Exercise requirements
Copy every record that appears below, exactly as it stands.

Entries supplied
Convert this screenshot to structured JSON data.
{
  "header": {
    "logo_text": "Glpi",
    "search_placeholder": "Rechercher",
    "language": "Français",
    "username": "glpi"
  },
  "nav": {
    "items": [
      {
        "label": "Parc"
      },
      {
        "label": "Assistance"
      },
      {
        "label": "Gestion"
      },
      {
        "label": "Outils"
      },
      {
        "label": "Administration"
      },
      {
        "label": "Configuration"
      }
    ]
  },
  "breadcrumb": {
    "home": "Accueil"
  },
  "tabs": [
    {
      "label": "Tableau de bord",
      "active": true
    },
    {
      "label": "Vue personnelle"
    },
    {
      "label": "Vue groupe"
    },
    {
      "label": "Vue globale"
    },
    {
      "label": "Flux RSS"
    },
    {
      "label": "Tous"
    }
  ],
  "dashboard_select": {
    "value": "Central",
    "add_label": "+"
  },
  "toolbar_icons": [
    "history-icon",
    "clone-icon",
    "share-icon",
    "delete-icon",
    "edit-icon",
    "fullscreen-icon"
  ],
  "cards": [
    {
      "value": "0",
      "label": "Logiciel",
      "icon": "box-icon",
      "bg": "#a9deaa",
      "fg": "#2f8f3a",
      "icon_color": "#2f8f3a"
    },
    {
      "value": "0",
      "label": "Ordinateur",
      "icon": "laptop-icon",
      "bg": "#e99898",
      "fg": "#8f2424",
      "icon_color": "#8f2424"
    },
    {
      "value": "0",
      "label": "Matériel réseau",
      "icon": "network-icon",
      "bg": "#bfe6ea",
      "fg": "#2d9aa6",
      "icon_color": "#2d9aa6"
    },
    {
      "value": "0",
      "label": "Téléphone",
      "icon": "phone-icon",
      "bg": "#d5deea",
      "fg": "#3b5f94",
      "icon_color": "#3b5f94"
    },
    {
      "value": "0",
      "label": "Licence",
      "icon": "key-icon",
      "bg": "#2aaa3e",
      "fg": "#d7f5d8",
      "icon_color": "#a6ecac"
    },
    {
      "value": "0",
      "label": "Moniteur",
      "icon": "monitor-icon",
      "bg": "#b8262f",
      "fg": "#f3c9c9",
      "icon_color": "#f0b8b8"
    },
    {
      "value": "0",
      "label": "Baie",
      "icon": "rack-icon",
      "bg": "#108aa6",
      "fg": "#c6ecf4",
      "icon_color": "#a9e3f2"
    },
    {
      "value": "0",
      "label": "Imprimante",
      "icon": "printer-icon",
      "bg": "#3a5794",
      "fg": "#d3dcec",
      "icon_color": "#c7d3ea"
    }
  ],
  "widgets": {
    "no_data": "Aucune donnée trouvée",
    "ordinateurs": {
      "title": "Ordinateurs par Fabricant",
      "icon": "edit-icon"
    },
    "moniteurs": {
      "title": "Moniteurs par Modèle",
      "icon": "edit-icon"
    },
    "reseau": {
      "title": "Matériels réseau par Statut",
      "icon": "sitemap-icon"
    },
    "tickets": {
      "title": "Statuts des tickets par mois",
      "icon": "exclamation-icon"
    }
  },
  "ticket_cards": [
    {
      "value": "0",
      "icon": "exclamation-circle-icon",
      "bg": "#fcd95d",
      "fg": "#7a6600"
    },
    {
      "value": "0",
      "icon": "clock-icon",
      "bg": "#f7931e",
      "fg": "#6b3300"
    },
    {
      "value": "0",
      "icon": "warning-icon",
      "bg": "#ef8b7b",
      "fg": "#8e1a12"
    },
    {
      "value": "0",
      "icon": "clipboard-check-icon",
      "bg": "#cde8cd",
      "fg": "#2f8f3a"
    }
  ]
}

Expected answer
Convert this screenshot to structured JSON data.
{
  "header": {
    "logo_text": "Glpi",
    "search_placeholder": "Rechercher",
    "language": "Français",
    "username": "glpi"
  },
  "nav": {
    "items": [
      {
        "label": "Parc"
      },
      {
        "label": "Assistance"
      },
      {
        "label": "Gestion"
      },
      {
        "label": "Outils"
      },
      {
        "label": "Administration"
      },
      {
        "label": "Configuration"
      }
    ]
  },
  "breadcrumb": {
    "home": "Accueil"
  },
  "tabs": [
    {
      "label": "Tableau de bord",
      "active": true
    },
    {
      "label": "Vue personnelle"
    },
    {
      "label": "Vue groupe"
    },
    {
      "label": "Vue globale"
    },
    {
      "label": "Flux RSS"
    },
    {
      "label": "Tous"
    }
  ],
  "dashboard_select": {
    "value": "Central",
    "add_label": "+"
  },
  "toolbar_icons": [
    "history-icon",
    "clone-icon",
    "share-icon",
    "delete-icon",
    "edit-icon",
    "fullscreen-icon"
  ],
  "cards": [
    {
      "value": "0",
      "label": "Logiciel",
      "icon": "box-icon",
      "bg": "#a9deaa",
      "fg": "#2f8f3a",
      "icon_color": "#2f8f3a"
    },
    {
      "value": "0",
      "label": "Ordinateur",
      "icon": "laptop-icon",
      "bg": "#e99898",
      "fg": "#8f2424",
      "icon_color": "#8f2424"
    },
    {
      "value": "0",
      "label": "Matériel réseau",
      "icon": "network-icon",
      "bg": "#bfe6ea",
      "fg": "#2d9aa6",
      "icon_color": "#2d9aa6"
    },
    {
      "value": "0",
      "label": "Téléphone",
      "icon": "phone-icon",
      "bg": "#d5deea",
      "fg": "#3b5f94",
      "icon_color": "#3b5f94"
    },
    {
      "value": "0",
      "label": "Licence",
      "icon": "key-icon",
      "bg": "#2aaa3e",
      "fg": "#d7f5d8",
      "icon_color": "#a6ecac"
    },
    {
      "value": "0",
      "label": "Moniteur",
      "icon": "monitor-icon",
      "bg": "#b8262f",
      "fg": "#f3c9c9",
      "icon_color": "#f0b8b8"
    },
    {
      "value": "0",
      "label": "Baie",
      "icon": "rack-icon",
      "bg": "#108aa6",
      "fg": "#c6ecf4",
      "icon_color": "#a9e3f2"
    },
    {
      "value": "0",
      "label": "Imprimante",
      "icon": "printer-icon",
      "bg": "#3a5794",
      "fg": "#d3dcec",
      "icon_color": "#c7d3ea"
    }
  ],
  "widgets": {
    "no_data": "Aucune donnée trouvée",
    "ordinateurs": {
      "title": "Ordinateurs par Fabricant",
      "icon": "edit-icon"
    },
    "moniteurs": {
      "title": "Moniteurs par Modèle",
      "icon": "edit-icon"
    },
    "reseau": {
      "title": "Matériels réseau par Statut",
      "icon": "sitemap-icon"
    },
    "tickets": {
      "title": "Statuts des tickets par mois",
      "icon": "exclamation-icon"
    }
  },
  "ticket_cards": [
    {
      "value": "0",
      "icon": "exclamation-circle-icon",
      "bg": "#fcd95d",
      "fg": "#7a6600"
    },
    {
      "value": "0",
      "icon": "clock-icon",
      "bg": "#f7931e",
      "fg": "#6b3300"
    },
    {
      "value": "0",
      "icon": "warning-icon",
      "bg": "#ef8b7b",
      "fg": "#8e1a12"
    },
    {
      "value": "0",
      "icon": "clipboard-check-icon",
      "bg": "#cde8cd",
      "fg": "#2f8f3a"
    }
  ]
}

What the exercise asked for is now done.